But this never leads anywhere. This isn’t a big enough issue to make a big deal out of it, so he doesn’t. Paterson and Laura simply have different artistic values, but that’s only one aspect of who they are, and it’s certainly not enough to cause a bigger problem. It’s like life, in that way.
The one thing about Paterson’s life (and the film) that suggests this is unlike reality is the constant appearances of identical twins in his life. He notices them everywhere, and it’s safe to say that this is new to him. He looks twice when passing a couple identical old men on his way to work, and he smiles to himself when a girl he has met runs off to her mother and identical twin sister. Paterson notices these patterns, and it’s not that they’re twins that’s important, it’s that it’s a pattern. The pattern could be anything, but patterns, I suppose, suggest intention on some level, and I get the impression that this is what he likes, because intention leads to routine, or something like that.
Or maybe he finds some other kind of meaning in these moments. It’s like spotting a heart-shaped rock or a water stain in the face of Tom Petty. It doesn’t matter what it is as long as it requests your attention, and Paterson’s attention is his most valuable asset. It’s what connects him to the world around him. He could go deaf and dumb, but as long as he can observe, than he’s alive.
Now, I suppose what’s interesting is that this doesn’t seem to be a message about what the right way to live is. Paterson’s lifestyle is hardly glorified and Laura’s ambitions are not vilified. If Paterson were wholly good, he wouldn’t look a dog straight in the eye and say “I don’t like you,” because talking down to a dog (in film) is pretty much a mortal sin.
The more I think about it, Paterson exists more as a movie character than a representation of real life, no matter how simple and realistic his life seems. Sure there are coincidences in everyday life, but you’re never going to meet someone with the same name as the city in which they live who idolizes a poet with a similarly unlikely (or repetitive) name (William Carlos Williams). And he sees twins everywhere, which never happens in life, at least with that frequency.
I’d say that these patterns and set ups work on the audience specifically because of what we know about movies. Paterson is the anti-movie character, if that makes any sense. In a typical movie, the hero doesn’t notice these patterns, but we do. That’s because these patterns are meant to hint at something, maybe his eventual demise or simply to reflect the film’s theme and tone. But Paterson is like a movie character who has come to life. He can’t not notice all these moments.
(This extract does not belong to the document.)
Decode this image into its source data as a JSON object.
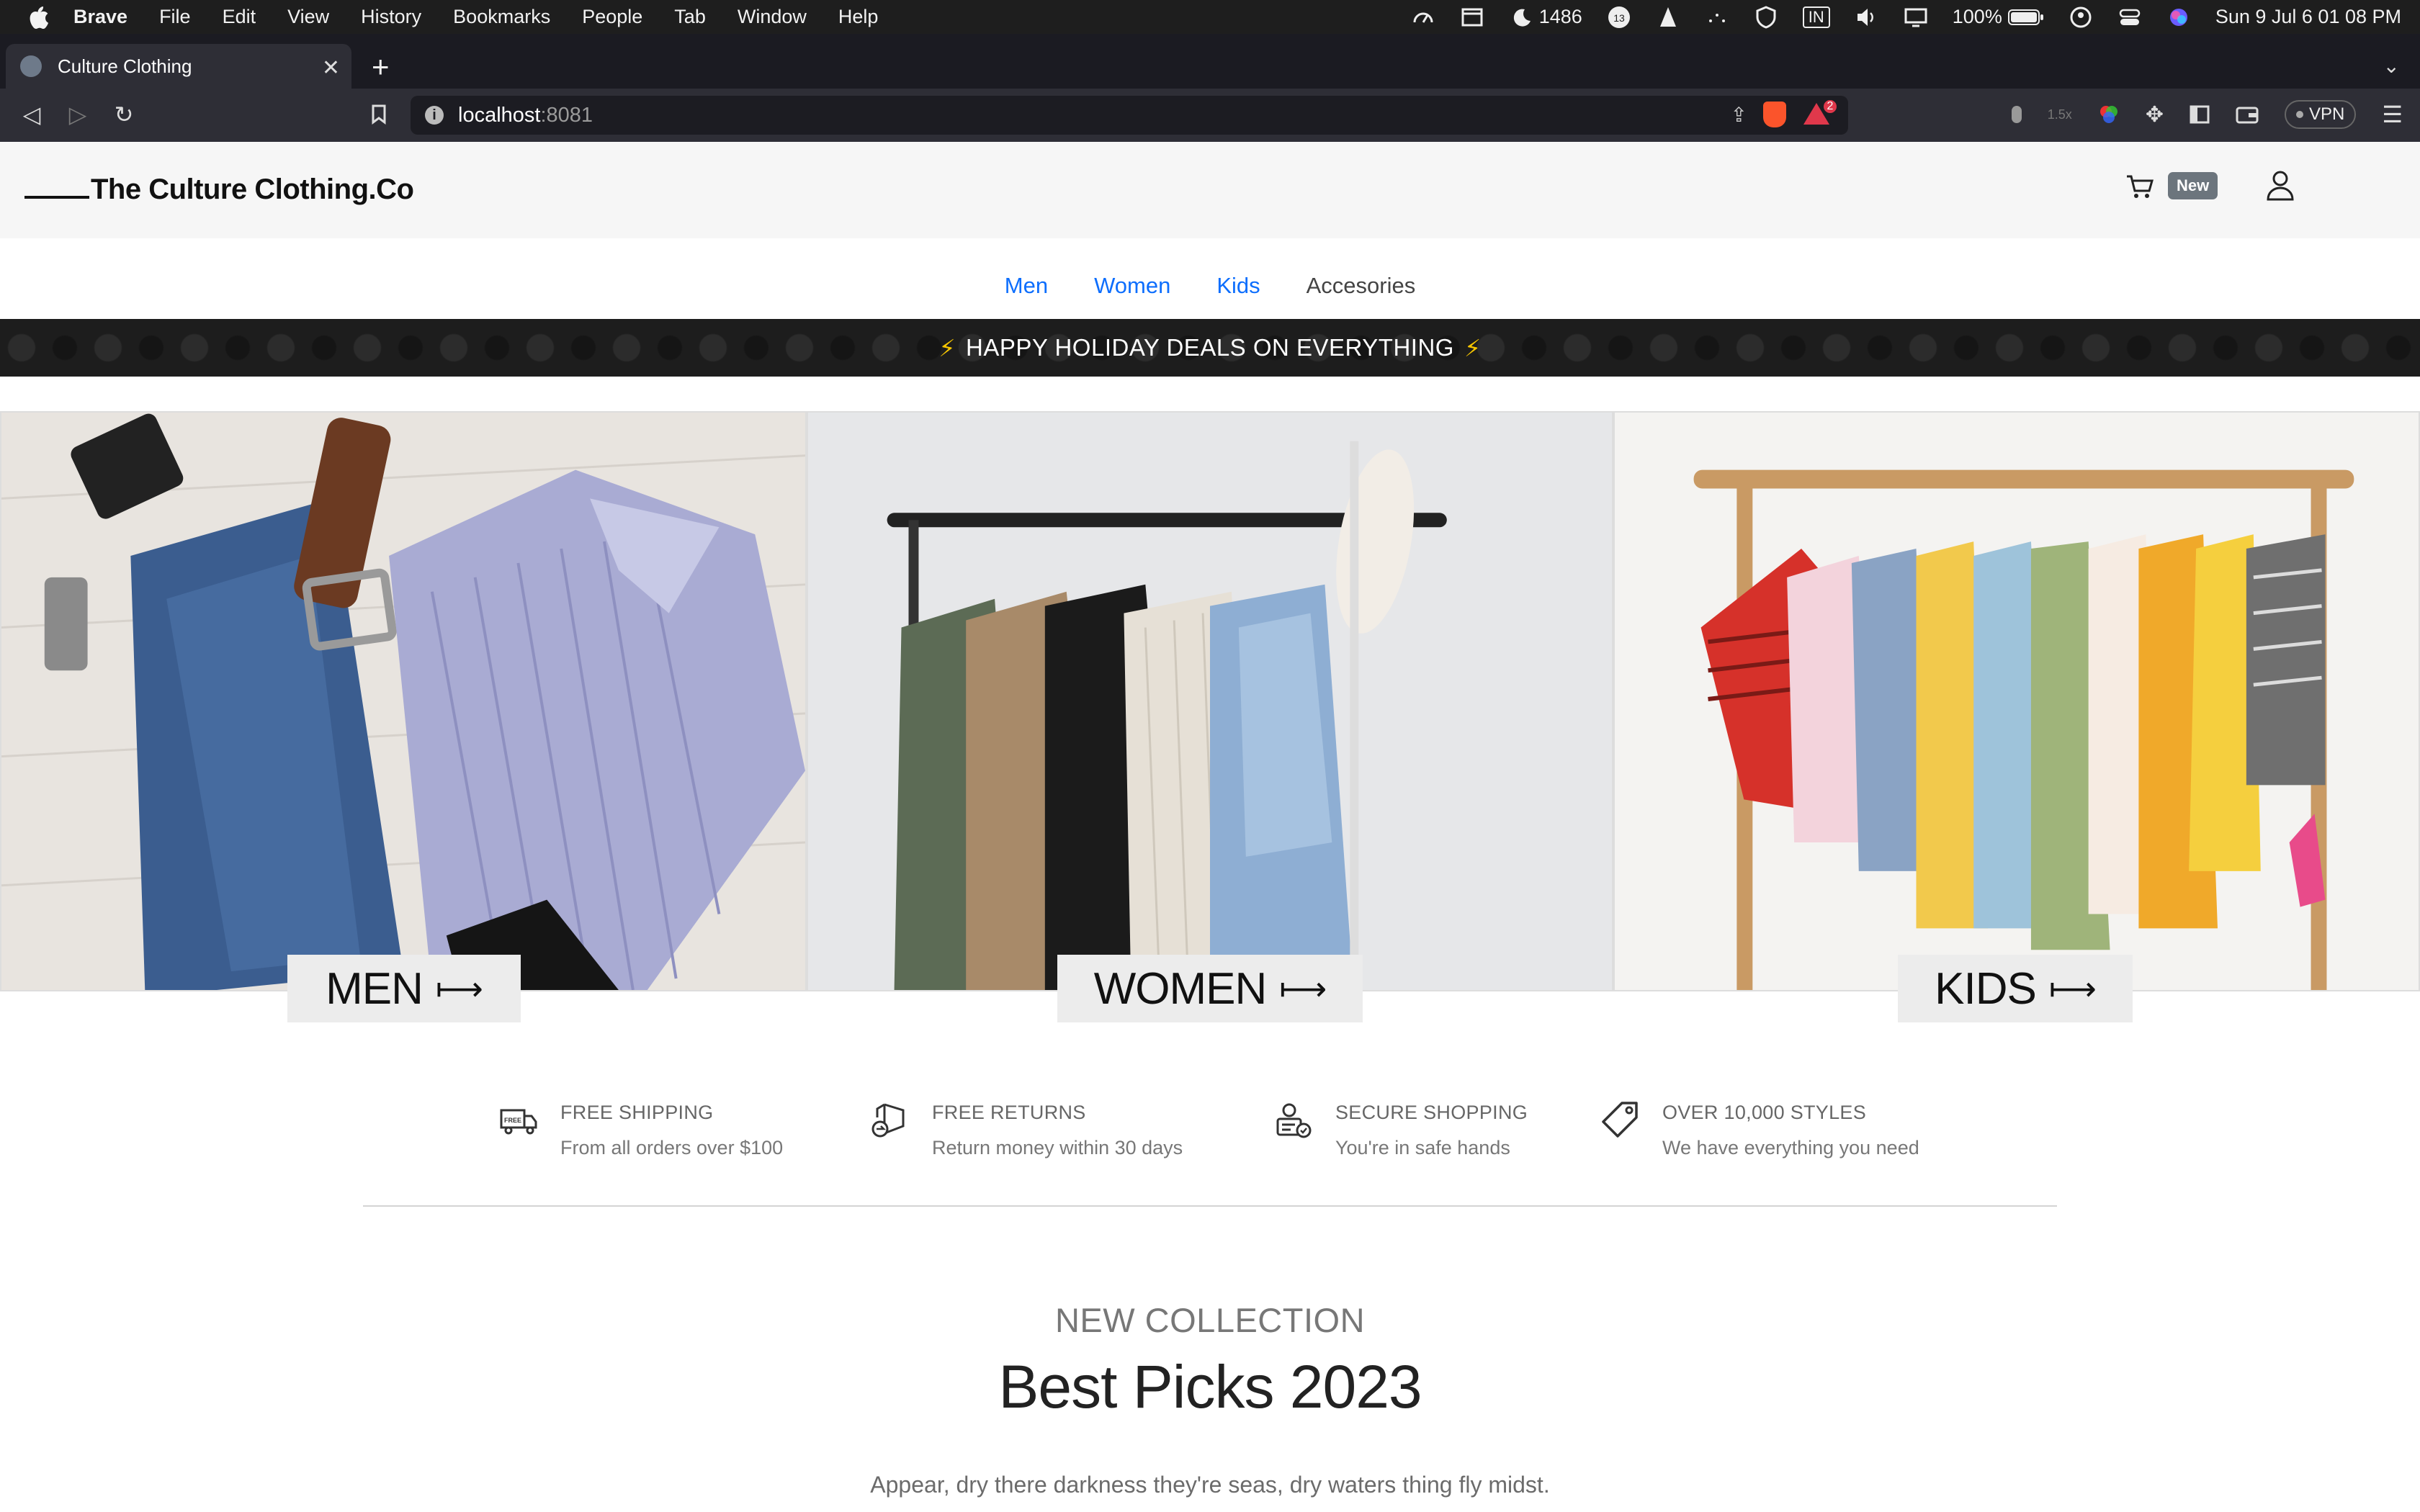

But he also doesn’t notice the things we notice, such as the underlying conflict between him and his girlfriend or the threatening danger of the man in the bar becoming increasingly desperate and unhinged. These moments, though, mostly lead nowhere because that’s how life works.
So Paterson, in my mind, can only exist in relation to other movies just as Paterson feels like he can only exist in the city of Paterson. He has been shaped and molded and created to live in this city while Paterson has been shaped by other movie tropes and expectations. The ideal form of Paterson the character is the poet William Carlos Williams. He came from Paterson and became a famous poet. Laura even mentions how a book of Williams’ old poems was published, suggesting the same could be done for Paterson himself. But Paterson won’t become Williams because he doesn’t aspire to the same things.
And just like that, Paterson‘s ideal could be any number of movies, but Paterson deviates, choosing not to be a conventional film (with a third act twist, etc.). It chooses to be its own thing, and I’m still trying to figure out exactly what that is. Paterson the character is to Paterson the city what Paterson the film is to (500) Days of Summer (or any other familiar narrative film).